Accumulibacter phosphatis” is widely found in full-scale wastewater treatment plants, where it has been identified as the key organism for biological removal of phosphorus. Since aeration can account for 50% of the energy use during wastewater treatment, microaerobic conditions for wastewater treatment have emerged as a cost-effective alternative to conventional biological nutrient removal processes. Our report provides strong genomics-based evidence not only that “
. Accumulibacter phosphatis” is the main organism contributing to phosphorus removal under microaerobic conditions but also that this organism simultaneously respires nitrate and oxygen in this environment, consequently removing nitrogen and phosphorus from the wastewater. Such activity could be harnessed in innovative designs for cost-effective and energy-efficient optimization of wastewater treatment systems.

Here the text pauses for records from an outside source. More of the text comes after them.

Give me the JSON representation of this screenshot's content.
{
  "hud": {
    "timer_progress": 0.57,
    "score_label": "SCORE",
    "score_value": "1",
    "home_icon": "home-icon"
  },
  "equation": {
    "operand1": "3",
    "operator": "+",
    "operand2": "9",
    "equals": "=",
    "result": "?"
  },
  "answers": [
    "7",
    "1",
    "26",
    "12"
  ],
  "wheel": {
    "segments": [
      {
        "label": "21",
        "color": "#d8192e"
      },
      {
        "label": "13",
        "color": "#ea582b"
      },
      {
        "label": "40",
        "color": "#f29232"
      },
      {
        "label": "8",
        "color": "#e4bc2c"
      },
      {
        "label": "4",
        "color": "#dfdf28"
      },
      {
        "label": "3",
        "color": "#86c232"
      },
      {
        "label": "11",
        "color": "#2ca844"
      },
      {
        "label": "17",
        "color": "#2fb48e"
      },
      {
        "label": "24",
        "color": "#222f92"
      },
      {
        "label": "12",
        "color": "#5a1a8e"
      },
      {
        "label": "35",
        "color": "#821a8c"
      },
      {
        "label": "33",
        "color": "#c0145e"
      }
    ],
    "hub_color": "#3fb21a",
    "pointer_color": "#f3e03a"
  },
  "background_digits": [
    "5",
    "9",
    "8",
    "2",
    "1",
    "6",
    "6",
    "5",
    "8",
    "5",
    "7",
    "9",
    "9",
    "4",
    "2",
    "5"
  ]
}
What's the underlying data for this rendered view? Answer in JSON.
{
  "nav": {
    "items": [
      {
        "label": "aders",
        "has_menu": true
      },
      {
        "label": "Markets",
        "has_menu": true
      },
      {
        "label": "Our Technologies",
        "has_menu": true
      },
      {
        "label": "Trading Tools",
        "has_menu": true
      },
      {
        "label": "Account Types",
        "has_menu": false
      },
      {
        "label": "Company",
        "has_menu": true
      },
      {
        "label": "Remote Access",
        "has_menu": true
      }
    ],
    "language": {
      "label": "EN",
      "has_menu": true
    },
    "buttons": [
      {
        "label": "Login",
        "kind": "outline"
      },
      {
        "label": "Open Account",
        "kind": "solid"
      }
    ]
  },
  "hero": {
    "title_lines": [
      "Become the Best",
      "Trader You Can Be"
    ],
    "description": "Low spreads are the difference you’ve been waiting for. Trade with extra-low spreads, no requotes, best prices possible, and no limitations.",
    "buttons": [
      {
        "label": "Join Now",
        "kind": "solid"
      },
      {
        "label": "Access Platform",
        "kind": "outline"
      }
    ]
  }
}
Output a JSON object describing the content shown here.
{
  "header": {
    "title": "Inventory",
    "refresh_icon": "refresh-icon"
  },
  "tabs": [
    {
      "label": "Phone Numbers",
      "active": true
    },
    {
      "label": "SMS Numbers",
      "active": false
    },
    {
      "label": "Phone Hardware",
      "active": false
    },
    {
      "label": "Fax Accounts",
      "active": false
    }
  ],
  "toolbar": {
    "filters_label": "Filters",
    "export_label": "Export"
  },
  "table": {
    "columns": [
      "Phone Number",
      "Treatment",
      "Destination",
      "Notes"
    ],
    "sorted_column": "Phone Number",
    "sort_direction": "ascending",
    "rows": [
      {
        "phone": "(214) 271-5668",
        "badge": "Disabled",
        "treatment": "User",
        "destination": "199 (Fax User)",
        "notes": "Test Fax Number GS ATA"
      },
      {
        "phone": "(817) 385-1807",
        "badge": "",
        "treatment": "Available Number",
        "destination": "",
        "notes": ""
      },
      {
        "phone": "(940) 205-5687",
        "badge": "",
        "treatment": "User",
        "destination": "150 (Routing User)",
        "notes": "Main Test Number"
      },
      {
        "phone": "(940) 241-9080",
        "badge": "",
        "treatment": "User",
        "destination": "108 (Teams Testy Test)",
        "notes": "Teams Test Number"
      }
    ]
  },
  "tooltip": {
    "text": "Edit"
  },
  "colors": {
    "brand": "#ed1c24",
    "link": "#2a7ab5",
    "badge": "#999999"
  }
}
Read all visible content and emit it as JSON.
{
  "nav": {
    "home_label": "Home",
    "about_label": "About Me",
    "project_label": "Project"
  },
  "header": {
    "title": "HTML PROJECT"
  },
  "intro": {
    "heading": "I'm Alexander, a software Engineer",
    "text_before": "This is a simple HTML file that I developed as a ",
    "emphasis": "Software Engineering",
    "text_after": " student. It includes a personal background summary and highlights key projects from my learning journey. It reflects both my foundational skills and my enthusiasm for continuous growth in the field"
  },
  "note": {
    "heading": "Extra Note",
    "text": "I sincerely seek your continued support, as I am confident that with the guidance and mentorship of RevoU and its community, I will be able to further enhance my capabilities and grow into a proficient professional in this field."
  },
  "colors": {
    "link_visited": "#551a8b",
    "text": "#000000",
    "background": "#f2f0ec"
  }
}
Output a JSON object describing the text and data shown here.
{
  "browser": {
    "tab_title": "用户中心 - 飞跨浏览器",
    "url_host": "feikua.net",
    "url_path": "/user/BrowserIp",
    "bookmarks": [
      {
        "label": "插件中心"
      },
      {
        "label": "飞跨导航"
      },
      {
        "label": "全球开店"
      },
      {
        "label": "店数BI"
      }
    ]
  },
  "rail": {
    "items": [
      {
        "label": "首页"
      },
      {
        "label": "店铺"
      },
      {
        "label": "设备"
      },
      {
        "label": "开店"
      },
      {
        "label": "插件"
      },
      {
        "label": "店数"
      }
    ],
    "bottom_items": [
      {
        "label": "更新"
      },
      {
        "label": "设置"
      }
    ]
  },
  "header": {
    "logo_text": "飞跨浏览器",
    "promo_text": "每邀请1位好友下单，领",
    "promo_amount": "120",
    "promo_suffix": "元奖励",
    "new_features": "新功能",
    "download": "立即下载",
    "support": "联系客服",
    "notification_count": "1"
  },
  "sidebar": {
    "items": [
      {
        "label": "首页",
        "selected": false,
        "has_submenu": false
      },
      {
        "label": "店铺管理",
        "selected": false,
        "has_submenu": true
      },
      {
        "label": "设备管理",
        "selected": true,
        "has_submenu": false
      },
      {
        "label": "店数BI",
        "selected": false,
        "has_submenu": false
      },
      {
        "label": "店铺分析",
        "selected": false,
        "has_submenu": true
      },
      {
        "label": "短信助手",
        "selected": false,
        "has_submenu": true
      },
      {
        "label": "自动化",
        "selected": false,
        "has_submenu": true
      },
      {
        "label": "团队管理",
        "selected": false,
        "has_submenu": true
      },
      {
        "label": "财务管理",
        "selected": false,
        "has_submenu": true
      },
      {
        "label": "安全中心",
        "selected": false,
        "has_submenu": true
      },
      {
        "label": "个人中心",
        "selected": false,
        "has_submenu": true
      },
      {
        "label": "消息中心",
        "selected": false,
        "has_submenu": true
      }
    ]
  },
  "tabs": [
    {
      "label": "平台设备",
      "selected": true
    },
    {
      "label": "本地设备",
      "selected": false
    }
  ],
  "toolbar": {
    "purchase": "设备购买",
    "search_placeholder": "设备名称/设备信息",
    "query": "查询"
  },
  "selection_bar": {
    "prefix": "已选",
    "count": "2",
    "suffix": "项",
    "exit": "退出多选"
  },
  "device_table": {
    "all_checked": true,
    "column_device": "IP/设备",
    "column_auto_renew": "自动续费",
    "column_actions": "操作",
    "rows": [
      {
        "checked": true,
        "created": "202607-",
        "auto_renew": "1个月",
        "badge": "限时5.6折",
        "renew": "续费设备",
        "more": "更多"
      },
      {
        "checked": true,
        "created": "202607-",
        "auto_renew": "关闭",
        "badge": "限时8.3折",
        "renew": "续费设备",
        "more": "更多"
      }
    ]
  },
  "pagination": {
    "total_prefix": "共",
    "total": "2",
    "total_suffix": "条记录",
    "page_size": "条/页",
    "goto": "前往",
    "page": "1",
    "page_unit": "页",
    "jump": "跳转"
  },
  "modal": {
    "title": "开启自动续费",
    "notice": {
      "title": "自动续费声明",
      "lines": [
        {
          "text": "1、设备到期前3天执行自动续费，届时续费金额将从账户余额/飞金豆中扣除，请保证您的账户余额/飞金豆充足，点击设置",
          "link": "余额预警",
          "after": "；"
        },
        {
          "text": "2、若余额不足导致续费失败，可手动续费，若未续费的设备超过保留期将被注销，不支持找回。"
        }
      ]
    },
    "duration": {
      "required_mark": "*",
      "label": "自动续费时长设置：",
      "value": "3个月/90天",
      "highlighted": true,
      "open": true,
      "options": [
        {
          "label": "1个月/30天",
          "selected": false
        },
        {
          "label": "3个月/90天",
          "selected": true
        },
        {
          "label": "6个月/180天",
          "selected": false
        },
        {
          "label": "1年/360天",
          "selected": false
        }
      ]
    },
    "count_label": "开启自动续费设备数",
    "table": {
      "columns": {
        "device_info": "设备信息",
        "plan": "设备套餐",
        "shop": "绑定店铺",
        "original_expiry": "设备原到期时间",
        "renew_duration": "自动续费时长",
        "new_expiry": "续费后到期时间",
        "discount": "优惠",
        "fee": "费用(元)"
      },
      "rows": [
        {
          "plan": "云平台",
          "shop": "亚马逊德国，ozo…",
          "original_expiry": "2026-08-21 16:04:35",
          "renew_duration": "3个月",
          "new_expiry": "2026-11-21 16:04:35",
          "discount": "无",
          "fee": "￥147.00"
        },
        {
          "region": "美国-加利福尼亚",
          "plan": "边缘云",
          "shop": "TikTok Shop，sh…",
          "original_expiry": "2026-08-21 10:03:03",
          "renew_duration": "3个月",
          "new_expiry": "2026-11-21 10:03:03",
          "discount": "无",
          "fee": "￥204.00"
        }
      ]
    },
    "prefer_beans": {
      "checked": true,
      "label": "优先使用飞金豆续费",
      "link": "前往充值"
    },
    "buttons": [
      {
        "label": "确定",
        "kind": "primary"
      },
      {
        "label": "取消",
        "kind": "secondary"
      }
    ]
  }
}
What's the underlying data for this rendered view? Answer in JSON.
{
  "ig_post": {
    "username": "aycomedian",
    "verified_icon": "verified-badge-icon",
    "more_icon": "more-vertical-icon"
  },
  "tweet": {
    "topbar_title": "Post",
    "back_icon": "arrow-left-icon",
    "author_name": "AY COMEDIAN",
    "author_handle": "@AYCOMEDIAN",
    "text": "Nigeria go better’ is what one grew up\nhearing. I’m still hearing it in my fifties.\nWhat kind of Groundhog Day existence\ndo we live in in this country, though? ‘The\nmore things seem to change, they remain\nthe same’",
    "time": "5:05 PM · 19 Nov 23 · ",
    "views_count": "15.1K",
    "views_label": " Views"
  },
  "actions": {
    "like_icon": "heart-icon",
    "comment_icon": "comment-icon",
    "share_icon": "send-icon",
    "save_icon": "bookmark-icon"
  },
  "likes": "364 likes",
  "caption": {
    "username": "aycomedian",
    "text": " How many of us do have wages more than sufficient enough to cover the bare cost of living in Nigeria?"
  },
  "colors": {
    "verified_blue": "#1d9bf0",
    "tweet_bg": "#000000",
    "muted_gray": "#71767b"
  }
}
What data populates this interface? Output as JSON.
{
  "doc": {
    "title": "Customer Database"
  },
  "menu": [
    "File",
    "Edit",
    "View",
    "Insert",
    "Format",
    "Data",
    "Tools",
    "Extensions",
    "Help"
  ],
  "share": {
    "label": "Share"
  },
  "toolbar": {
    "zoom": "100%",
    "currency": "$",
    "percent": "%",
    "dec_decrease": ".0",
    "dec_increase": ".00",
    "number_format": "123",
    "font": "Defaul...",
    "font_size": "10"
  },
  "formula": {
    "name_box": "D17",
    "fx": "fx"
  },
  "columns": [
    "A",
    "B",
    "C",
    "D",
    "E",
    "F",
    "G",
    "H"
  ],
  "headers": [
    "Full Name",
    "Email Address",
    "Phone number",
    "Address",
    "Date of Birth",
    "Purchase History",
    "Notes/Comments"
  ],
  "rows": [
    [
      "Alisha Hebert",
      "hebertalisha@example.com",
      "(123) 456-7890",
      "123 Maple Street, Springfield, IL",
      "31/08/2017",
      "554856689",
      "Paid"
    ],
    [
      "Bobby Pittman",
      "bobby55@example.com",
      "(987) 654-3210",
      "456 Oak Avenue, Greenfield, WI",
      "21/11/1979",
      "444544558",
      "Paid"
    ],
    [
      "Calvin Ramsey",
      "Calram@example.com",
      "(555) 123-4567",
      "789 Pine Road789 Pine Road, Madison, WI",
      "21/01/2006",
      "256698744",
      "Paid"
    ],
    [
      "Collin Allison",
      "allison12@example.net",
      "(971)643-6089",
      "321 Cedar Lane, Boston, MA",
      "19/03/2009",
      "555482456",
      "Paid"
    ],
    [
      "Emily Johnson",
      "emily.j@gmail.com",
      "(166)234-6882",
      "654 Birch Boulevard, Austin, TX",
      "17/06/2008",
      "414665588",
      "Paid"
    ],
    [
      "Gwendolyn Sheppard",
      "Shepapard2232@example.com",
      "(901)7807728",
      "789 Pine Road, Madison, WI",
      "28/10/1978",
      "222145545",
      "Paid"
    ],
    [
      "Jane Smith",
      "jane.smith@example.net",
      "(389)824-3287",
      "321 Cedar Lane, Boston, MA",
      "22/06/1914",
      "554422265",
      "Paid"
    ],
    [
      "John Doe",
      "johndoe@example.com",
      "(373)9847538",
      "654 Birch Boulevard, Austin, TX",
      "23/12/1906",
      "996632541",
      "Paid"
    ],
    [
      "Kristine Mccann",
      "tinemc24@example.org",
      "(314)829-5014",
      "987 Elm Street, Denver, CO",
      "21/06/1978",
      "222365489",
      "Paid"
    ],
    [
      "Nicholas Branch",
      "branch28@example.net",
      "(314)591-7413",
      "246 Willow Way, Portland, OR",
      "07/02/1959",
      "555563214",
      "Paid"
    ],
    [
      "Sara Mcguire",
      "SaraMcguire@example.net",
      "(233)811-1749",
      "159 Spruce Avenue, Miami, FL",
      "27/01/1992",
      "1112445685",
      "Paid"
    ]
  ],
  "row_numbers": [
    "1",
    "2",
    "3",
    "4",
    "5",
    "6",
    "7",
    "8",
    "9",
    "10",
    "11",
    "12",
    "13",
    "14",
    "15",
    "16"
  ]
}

-like bacteria are among the most diverse and widespread nitrifiers in natural ecosystems and the dominant nitrite oxidizers in wastewater treatment plants (WWTPs). The recent discovery of comammox-like
strains, capable of complete oxidation of ammonia to nitrate, raises new questions about specific traits responsible for the functional versatility and adaptation of this genus to a variety of environments. The availability of new
genome sequences from both nitrite-oxidizing and comammox bacteria offers a way to analyze traits in different
functional groups. Our comparative genomics analysis provided new insights into the adaptation of
strains to specific lifestyles and environmental niches.